Eruption centres were surrounded by fumaroles emitting hot water and steam, similar to today's volcanic fields such as Yellowstone in northwestern United States, or Rotorua in Aotearoa – New Zealand. This hydrothermal activity altered some parts of the volcanic rock inland from Pambula to a soft, easy to carve clay-like mineral, pyrophyllite.
When volcanic activity died away, the Wilderness Coast region returned to a stable land mass. Large rivers flowed across the landmass depositing coarse pink sandstone and purple pebble conglomerate in their channels, with finegrained red mudstone on the floodplains. A slight rise in sea level inundated shallower areas to form lagoons. When sea level fell again, rivers extended across the land again, burying the lagoonal muds.
Not for nothing is the Devonian known as the Age of Fishes. Dozens of species of enormous armoured fishes evolved to live, breed and die in Devonian rivers and seas.
Land masses around the world were criss-crossed by giant rivers carrying sand and mud left behind extensive deposits of pink sandstone, representing former sandy river channels, and red floodplain mudstone. The rivers were ideal habitats for evolving fishes.
The coastline of the Sapphire Coast between Tura Beach and the Victorian border is composed largely of these red, riverine rocks. Here and there on rock platforms the scattered remains of the platy armour of fishes can be seen. Sometimes entire corpses of these fishes are preserved where they died, trapped in drying billabongs and rapidly buried by sediment carried by the next flood. Casts of some of these fishes are on display at the Eden Killer Whale Museum.

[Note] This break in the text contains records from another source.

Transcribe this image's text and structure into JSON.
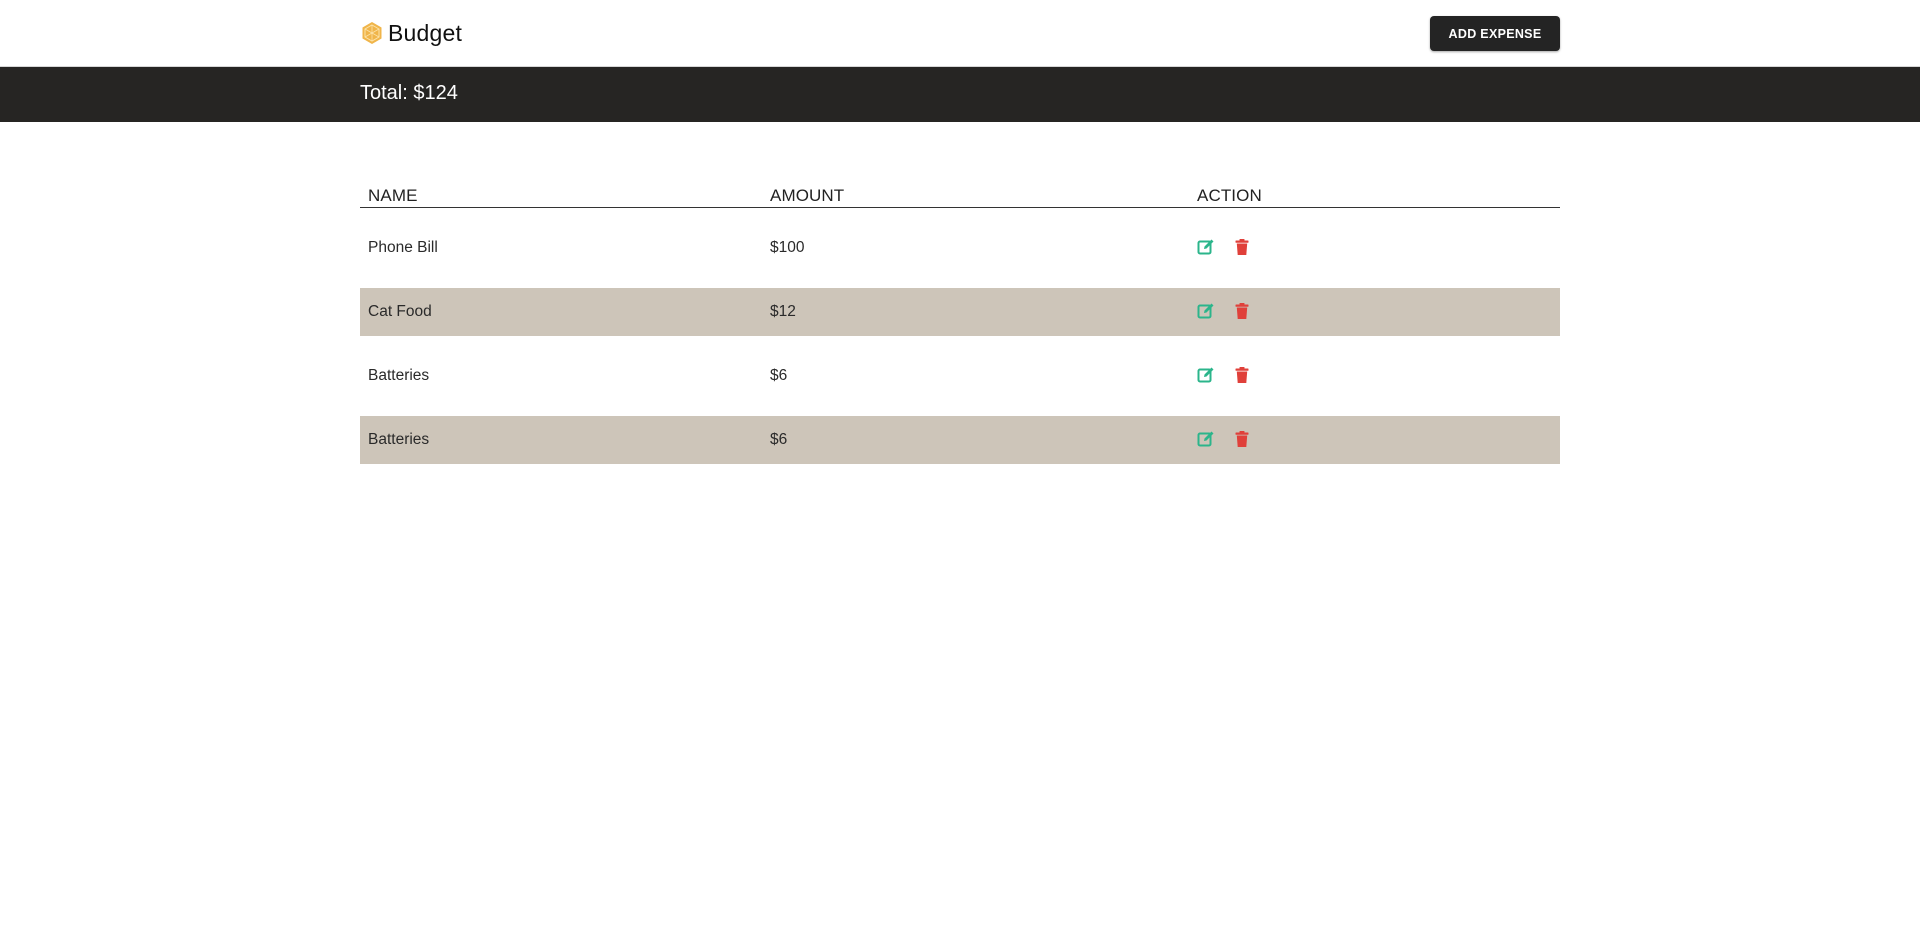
{
  "header": {
    "title": "Budget",
    "logo_icon": "budget-logo-icon",
    "add_button_label": "ADD EXPENSE"
  },
  "summary": {
    "total_label": "Total: $124"
  },
  "table": {
    "columns": [
      "NAME",
      "AMOUNT",
      "ACTION"
    ],
    "rows": [
      {
        "name": "Phone Bill",
        "amount": "$100"
      },
      {
        "name": "Cat Food",
        "amount": "$12"
      },
      {
        "name": "Batteries",
        "amount": "$6"
      },
      {
        "name": "Batteries",
        "amount": "$6"
      }
    ],
    "action_icons": [
      "edit-icon",
      "trash-icon"
    ]
  },
  "colors": {
    "topbar_bg": "#ffffff",
    "totalbar_bg": "#262523",
    "button_bg": "#242424",
    "row_alt_bg": "#cdc5b9",
    "edit_icon": "#2bb58b",
    "delete_icon": "#e0403a",
    "logo": "#f0b54a"
  }
}
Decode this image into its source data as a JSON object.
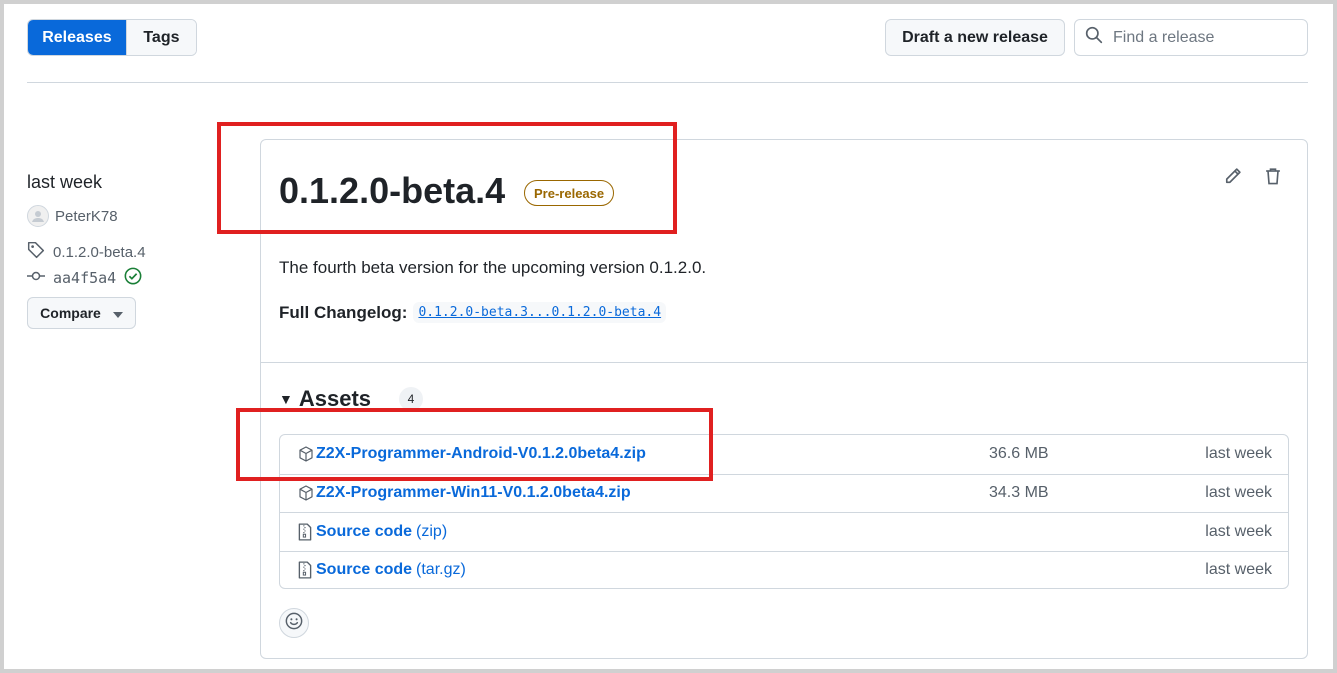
{
  "toolbar": {
    "tabs": [
      {
        "label": "Releases",
        "active": true
      },
      {
        "label": "Tags",
        "active": false
      }
    ],
    "draft_label": "Draft a new release",
    "search_placeholder": "Find a release"
  },
  "meta": {
    "date": "last week",
    "author": "PeterK78",
    "tag": "0.1.2.0-beta.4",
    "commit": "aa4f5a4",
    "compare_label": "Compare"
  },
  "release": {
    "title": "0.1.2.0-beta.4",
    "badge": "Pre-release",
    "description": "The fourth beta version for the upcoming version 0.1.2.0.",
    "changelog_label": "Full Changelog:",
    "changelog_link": "0.1.2.0-beta.3...0.1.2.0-beta.4"
  },
  "assets": {
    "heading": "Assets",
    "count": "4",
    "items": [
      {
        "name": "Z2X-Programmer-Android-V0.1.2.0beta4.zip",
        "suffix": "",
        "size": "36.6 MB",
        "when": "last week",
        "icon": "package-icon"
      },
      {
        "name": "Z2X-Programmer-Win11-V0.1.2.0beta4.zip",
        "suffix": "",
        "size": "34.3 MB",
        "when": "last week",
        "icon": "package-icon"
      },
      {
        "name": "Source code",
        "suffix": "(zip)",
        "size": "",
        "when": "last week",
        "icon": "file-zip-icon"
      },
      {
        "name": "Source code",
        "suffix": "(tar.gz)",
        "size": "",
        "when": "last week",
        "icon": "file-zip-icon"
      }
    ]
  },
  "colors": {
    "accent": "#0969da",
    "prerelease": "#9a6700",
    "highlight": "#e02020",
    "verified": "#1a7f37"
  }
}
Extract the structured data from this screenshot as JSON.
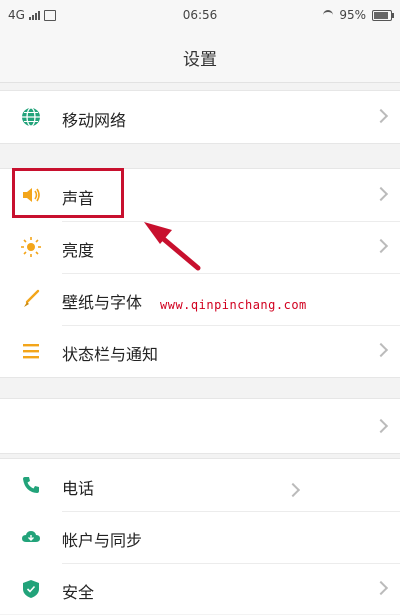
{
  "status_bar": {
    "network": "4G",
    "time": "06:56",
    "battery": "95%"
  },
  "header": {
    "title": "设置"
  },
  "settings": {
    "mobile_network": "移动网络",
    "sound": "声音",
    "brightness": "亮度",
    "wallpaper_fonts": "壁纸与字体",
    "statusbar_notifications": "状态栏与通知",
    "phone": "电话",
    "accounts_sync": "帐户与同步",
    "security": "安全"
  },
  "watermark": "www.qinpinchang.com",
  "colors": {
    "accent_green": "#22a37a",
    "sound_orange": "#f3a51a",
    "annotation_red": "#c8102e"
  }
}
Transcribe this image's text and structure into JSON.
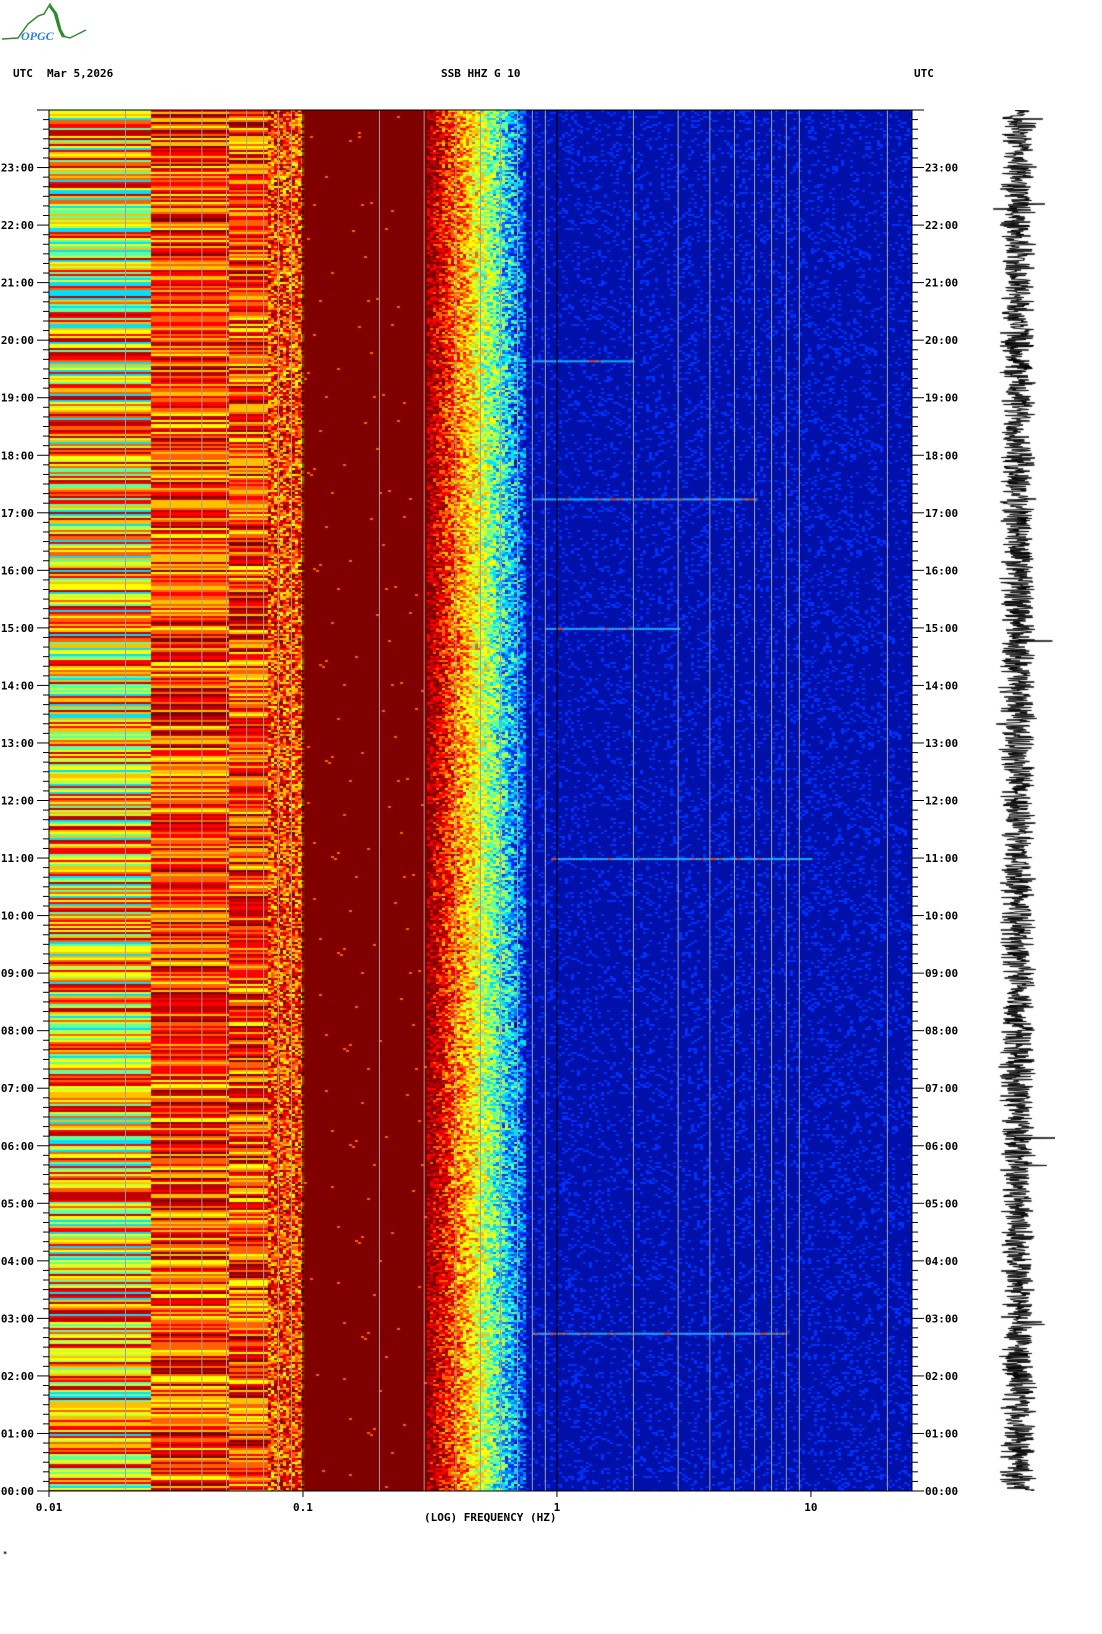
{
  "header": {
    "logo_text": "OPGC",
    "left_tz": "UTC",
    "date": "Mar 5,2026",
    "station": "SSB HHZ G 10",
    "right_tz": "UTC"
  },
  "footer": {
    "mark": "*"
  },
  "chart_data": {
    "type": "heatmap",
    "title": "SSB HHZ G 10",
    "xlabel": "(LOG) FREQUENCY (HZ)",
    "x_scale": "log",
    "xlim": [
      0.01,
      25
    ],
    "x_ticks": [
      {
        "value": 0.01,
        "label": "0.01"
      },
      {
        "value": 0.1,
        "label": "0.1"
      },
      {
        "value": 1,
        "label": "1"
      },
      {
        "value": 10,
        "label": "10"
      }
    ],
    "x_gridlines": [
      0.02,
      0.03,
      0.04,
      0.05,
      0.06,
      0.07,
      0.08,
      0.09,
      0.2,
      0.3,
      0.4,
      0.5,
      0.6,
      0.7,
      0.8,
      0.9,
      2,
      3,
      4,
      5,
      6,
      7,
      8,
      9,
      20
    ],
    "ylabel": "UTC",
    "ylim_hours": [
      0,
      24
    ],
    "y_ticks": [
      {
        "hour": 0,
        "label": "00:00"
      },
      {
        "hour": 1,
        "label": "01:00"
      },
      {
        "hour": 2,
        "label": "02:00"
      },
      {
        "hour": 3,
        "label": "03:00"
      },
      {
        "hour": 4,
        "label": "04:00"
      },
      {
        "hour": 5,
        "label": "05:00"
      },
      {
        "hour": 6,
        "label": "06:00"
      },
      {
        "hour": 7,
        "label": "07:00"
      },
      {
        "hour": 8,
        "label": "08:00"
      },
      {
        "hour": 9,
        "label": "09:00"
      },
      {
        "hour": 10,
        "label": "10:00"
      },
      {
        "hour": 11,
        "label": "11:00"
      },
      {
        "hour": 12,
        "label": "12:00"
      },
      {
        "hour": 13,
        "label": "13:00"
      },
      {
        "hour": 14,
        "label": "14:00"
      },
      {
        "hour": 15,
        "label": "15:00"
      },
      {
        "hour": 16,
        "label": "16:00"
      },
      {
        "hour": 17,
        "label": "17:00"
      },
      {
        "hour": 18,
        "label": "18:00"
      },
      {
        "hour": 19,
        "label": "19:00"
      },
      {
        "hour": 20,
        "label": "20:00"
      },
      {
        "hour": 21,
        "label": "21:00"
      },
      {
        "hour": 22,
        "label": "22:00"
      },
      {
        "hour": 23,
        "label": "23:00"
      }
    ],
    "bands": [
      {
        "fmin": 0.01,
        "fmax": 0.025,
        "level": "high-mixed (yellow/cyan/orange/red)"
      },
      {
        "fmin": 0.025,
        "fmax": 0.1,
        "level": "high (yellow/orange/red)"
      },
      {
        "fmin": 0.1,
        "fmax": 0.3,
        "level": "saturated (dark red)"
      },
      {
        "fmin": 0.3,
        "fmax": 0.7,
        "level": "transition (red→yellow→cyan→blue)"
      },
      {
        "fmin": 0.7,
        "fmax": 25,
        "level": "low (dark blue)"
      }
    ],
    "events": [
      {
        "hour": 11.0,
        "fmin": 0.95,
        "fmax": 10
      },
      {
        "hour": 17.25,
        "fmin": 0.8,
        "fmax": 6
      },
      {
        "hour": 2.75,
        "fmin": 0.8,
        "fmax": 8
      },
      {
        "hour": 19.65,
        "fmin": 0.8,
        "fmax": 2
      },
      {
        "hour": 15.0,
        "fmin": 0.9,
        "fmax": 3
      }
    ],
    "colors": {
      "saturated": "#800000",
      "low": "#0010a8",
      "grid": "#a0a0a0"
    }
  }
}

Our coastline a happy hunting ground for fossil fish researchers. It has even yielded species new to science, making it a world-class fossil fish site. A new species of fossil fish from Eden has been named Edenopteron.
To date 9 species of armoured fishes (Placoderms) 4 species of spiny fish (Acanthodians) 2 species of cartilaginous fishes, the early sharks (Chondrichthyans) and 9 species of bony fishes (Osteichthyans) have been listed in the area.
The reddened rocks mark a great leap upwards in atmospheric oxygen as land plants began to cover large parts of Earth. Roots of plants that grew on river floodplains can be seen in the red mudstones behind the building at Merimbula Wharf.
The Eden region is a highly significant geo heritage place because of its Devonian fossil fauna and flora. The fossils encompass two of the Earth's most significant evolutionary events: the appearance of the first forests, and the appearance of the first land animals.
The increasingly oxygen-rich atmosphere generated by land plants encouraged the development of lungs instead of gills, and gave rise to the first amphibians and land-dwelling reptiles. The oldest tetrapod (four footed) trackway in the world is found in Devonian rocks just across the NSW-Victoria border.
So the area is not only an ancient garden of Eden populated with abundant plant life, but also a place of long-ago biodiversity in land and in water. This biodiversity continues today on our Wilderness Coast.